— Problem requirements —
Copies of all lines that contain "insert" are needed; take them from the data below.

Dataset rows for apps and sites:
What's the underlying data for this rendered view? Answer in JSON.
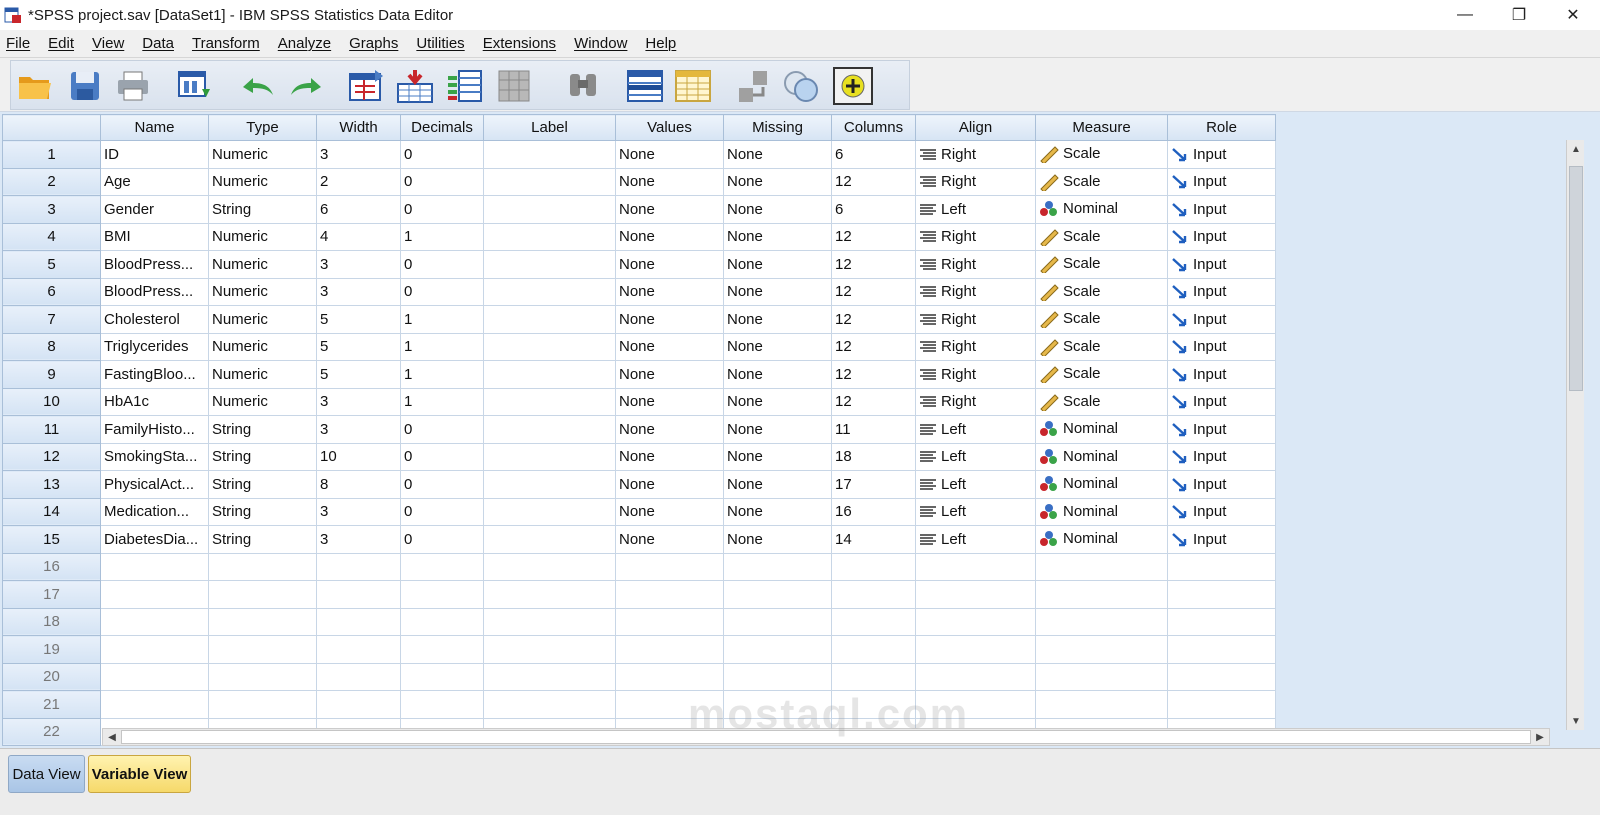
{
  "window": {
    "title": "*SPSS project.sav [DataSet1] - IBM SPSS Statistics Data Editor",
    "minimize": "—",
    "maximize": "❐",
    "close": "✕"
  },
  "menu": [
    "File",
    "Edit",
    "View",
    "Data",
    "Transform",
    "Analyze",
    "Graphs",
    "Utilities",
    "Extensions",
    "Window",
    "Help"
  ],
  "toolbar_icons": [
    "open-icon",
    "save-icon",
    "print-icon",
    "recall-dialog-icon",
    "undo-icon",
    "redo-icon",
    "goto-case-icon",
    "goto-variable-icon",
    "variables-icon",
    "run-descriptive-icon",
    "find-icon",
    "insert-cases-icon",
    "insert-variable-icon",
    "split-file-icon",
    "value-labels-icon",
    "use-sets-icon",
    "spelling-icon"
  ],
  "columns": [
    "Name",
    "Type",
    "Width",
    "Decimals",
    "Label",
    "Values",
    "Missing",
    "Columns",
    "Align",
    "Measure",
    "Role"
  ],
  "rows": [
    {
      "n": "1",
      "name": "ID",
      "type": "Numeric",
      "width": "3",
      "decimals": "0",
      "label": "",
      "values": "None",
      "missing": "None",
      "columns": "6",
      "align": "Right",
      "measure": "Scale",
      "role": "Input"
    },
    {
      "n": "2",
      "name": "Age",
      "type": "Numeric",
      "width": "2",
      "decimals": "0",
      "label": "",
      "values": "None",
      "missing": "None",
      "columns": "12",
      "align": "Right",
      "measure": "Scale",
      "role": "Input"
    },
    {
      "n": "3",
      "name": "Gender",
      "type": "String",
      "width": "6",
      "decimals": "0",
      "label": "",
      "values": "None",
      "missing": "None",
      "columns": "6",
      "align": "Left",
      "measure": "Nominal",
      "role": "Input"
    },
    {
      "n": "4",
      "name": "BMI",
      "type": "Numeric",
      "width": "4",
      "decimals": "1",
      "label": "",
      "values": "None",
      "missing": "None",
      "columns": "12",
      "align": "Right",
      "measure": "Scale",
      "role": "Input"
    },
    {
      "n": "5",
      "name": "BloodPress...",
      "type": "Numeric",
      "width": "3",
      "decimals": "0",
      "label": "",
      "values": "None",
      "missing": "None",
      "columns": "12",
      "align": "Right",
      "measure": "Scale",
      "role": "Input"
    },
    {
      "n": "6",
      "name": "BloodPress...",
      "type": "Numeric",
      "width": "3",
      "decimals": "0",
      "label": "",
      "values": "None",
      "missing": "None",
      "columns": "12",
      "align": "Right",
      "measure": "Scale",
      "role": "Input"
    },
    {
      "n": "7",
      "name": "Cholesterol",
      "type": "Numeric",
      "width": "5",
      "decimals": "1",
      "label": "",
      "values": "None",
      "missing": "None",
      "columns": "12",
      "align": "Right",
      "measure": "Scale",
      "role": "Input"
    },
    {
      "n": "8",
      "name": "Triglycerides",
      "type": "Numeric",
      "width": "5",
      "decimals": "1",
      "label": "",
      "values": "None",
      "missing": "None",
      "columns": "12",
      "align": "Right",
      "measure": "Scale",
      "role": "Input"
    },
    {
      "n": "9",
      "name": "FastingBloo...",
      "type": "Numeric",
      "width": "5",
      "decimals": "1",
      "label": "",
      "values": "None",
      "missing": "None",
      "columns": "12",
      "align": "Right",
      "measure": "Scale",
      "role": "Input"
    },
    {
      "n": "10",
      "name": "HbA1c",
      "type": "Numeric",
      "width": "3",
      "decimals": "1",
      "label": "",
      "values": "None",
      "missing": "None",
      "columns": "12",
      "align": "Right",
      "measure": "Scale",
      "role": "Input"
    },
    {
      "n": "11",
      "name": "FamilyHisto...",
      "type": "String",
      "width": "3",
      "decimals": "0",
      "label": "",
      "values": "None",
      "missing": "None",
      "columns": "11",
      "align": "Left",
      "measure": "Nominal",
      "role": "Input"
    },
    {
      "n": "12",
      "name": "SmokingSta...",
      "type": "String",
      "width": "10",
      "decimals": "0",
      "label": "",
      "values": "None",
      "missing": "None",
      "columns": "18",
      "align": "Left",
      "measure": "Nominal",
      "role": "Input"
    },
    {
      "n": "13",
      "name": "PhysicalAct...",
      "type": "String",
      "width": "8",
      "decimals": "0",
      "label": "",
      "values": "None",
      "missing": "None",
      "columns": "17",
      "align": "Left",
      "measure": "Nominal",
      "role": "Input"
    },
    {
      "n": "14",
      "name": "Medication...",
      "type": "String",
      "width": "3",
      "decimals": "0",
      "label": "",
      "values": "None",
      "missing": "None",
      "columns": "16",
      "align": "Left",
      "measure": "Nominal",
      "role": "Input"
    },
    {
      "n": "15",
      "name": "DiabetesDia...",
      "type": "String",
      "width": "3",
      "decimals": "0",
      "label": "",
      "values": "None",
      "missing": "None",
      "columns": "14",
      "align": "Left",
      "measure": "Nominal",
      "role": "Input"
    }
  ],
  "empty_rows": [
    "16",
    "17",
    "18",
    "19",
    "20",
    "21",
    "22"
  ],
  "tabs": {
    "data_view": "Data View",
    "variable_view": "Variable View"
  },
  "watermark": "mostaql.com",
  "colors": {
    "header_bg": "#d6e4f4",
    "active_tab": "#f6d96a",
    "inactive_tab": "#a9c5e6"
  }
}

— Task solution —
    "insert-cases-icon",
    "insert-variable-icon",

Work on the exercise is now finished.